School news

World Champions!



A team of fifth-grade students from Frostwood Elementary recently competed in the Odyssey of the Mind (OM™) competition held at Iowa State University.

Winning over 60 teams from across the country and world, they earned the designation of World Champions in the Elementary Division for their solution to the OM™ Problem 3 challenge titled “The Classics…Opening Night Antics.”

The OM™ problem required the team to write a play where things go wrong on opening night, incorporating a theme from classic literature. Choosing Pride and Prejudice's "Don't judge a book by its cover," the team created a play with favorite children's book characters, including Elizabeth Bennet, who come to life and switch stories.

Months of after-school meetings led to a performance where the characters had to tell each other’s stories, highlighting teamwork and empathy. Inspired by Stratford High School’s “The Play That Goes Wrong,” the team’s performance was praised by coach Sarah Fuselier for its life lessons and creativity.

Problem-solving program

The Odyssey of the Mind program teaches students creativity, teamwork, budgeting, time management, and public speaking — essential life skills. "OM™ provides valuable experience because teams are everywhere," said fifth grader Cat Fuselier. "It takes time and cooperation, but it’s worth it for the memories and friendships."

A challenging journey to become World Champions

To compete at the OM™ national level required some challenging ‘firsts’ from the six-student team from Frostwood Elementary:

  • Winning first place at the Houston Area Regional Competition
  • Achieving first place in the state competition held in Denton, Texas, where the team was also awarded the prestigious Renata Fusca Award for Creativity — “The essence of Odyssey of the Mind,” according to Fuselier.

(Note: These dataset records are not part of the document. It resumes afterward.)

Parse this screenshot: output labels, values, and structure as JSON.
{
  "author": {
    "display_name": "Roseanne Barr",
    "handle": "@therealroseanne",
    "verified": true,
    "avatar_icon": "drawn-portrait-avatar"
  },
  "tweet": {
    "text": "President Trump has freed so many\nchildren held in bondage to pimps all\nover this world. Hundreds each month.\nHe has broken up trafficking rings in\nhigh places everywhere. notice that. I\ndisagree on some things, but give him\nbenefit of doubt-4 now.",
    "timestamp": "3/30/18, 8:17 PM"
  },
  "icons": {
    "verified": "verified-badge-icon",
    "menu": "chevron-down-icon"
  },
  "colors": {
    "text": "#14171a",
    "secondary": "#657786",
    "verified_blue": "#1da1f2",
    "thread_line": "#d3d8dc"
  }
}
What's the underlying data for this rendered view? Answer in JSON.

Each fifth-grade Frostwood OM™ team member—John Adams, Harrison Angel, Crystell Chu, Catherine Fuselier, Jane O’Shay, and Thomas Pennington—contributed to the World Champion performance by developing costumes, writing scripts, and creating backdrops. “It feels amazing to win the World Championship,” said Thomas Pennington. “I’m lucky to have a supportive team and coach.”

Despite challenges like a derecho storm in Houston, a delayed flight due to a tornado, and a stormy night at Iowa State University, the team remained resilient and focused.

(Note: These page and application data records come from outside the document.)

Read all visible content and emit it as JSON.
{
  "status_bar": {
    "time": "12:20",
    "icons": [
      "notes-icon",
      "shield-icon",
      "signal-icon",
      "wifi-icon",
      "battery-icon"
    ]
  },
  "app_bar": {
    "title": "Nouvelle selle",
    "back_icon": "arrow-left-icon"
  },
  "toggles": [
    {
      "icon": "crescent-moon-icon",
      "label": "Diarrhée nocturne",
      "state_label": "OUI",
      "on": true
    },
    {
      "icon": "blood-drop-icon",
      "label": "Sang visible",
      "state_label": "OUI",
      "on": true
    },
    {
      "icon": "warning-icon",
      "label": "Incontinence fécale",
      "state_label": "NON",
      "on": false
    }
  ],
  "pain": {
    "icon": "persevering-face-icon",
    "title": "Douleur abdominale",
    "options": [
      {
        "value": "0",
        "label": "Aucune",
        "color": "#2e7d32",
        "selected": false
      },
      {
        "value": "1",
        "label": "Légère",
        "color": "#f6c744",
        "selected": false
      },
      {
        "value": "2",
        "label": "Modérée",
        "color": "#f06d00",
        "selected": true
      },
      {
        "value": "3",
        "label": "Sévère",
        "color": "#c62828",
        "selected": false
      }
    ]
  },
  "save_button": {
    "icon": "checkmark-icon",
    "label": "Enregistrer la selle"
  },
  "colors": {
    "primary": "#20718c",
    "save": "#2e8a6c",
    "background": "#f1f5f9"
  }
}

They won as a team

"They really learned to prioritize the team over the individual," said Fuselier. "Fifth graders have a lot of emotions, but these kids stayed focused on their solution and worked together no matter what. A key part of scoring is teamwork, and they can look back proudly on lifting each other up when it counted. They brainstormed, built, and solved as a team—and they won as a team!"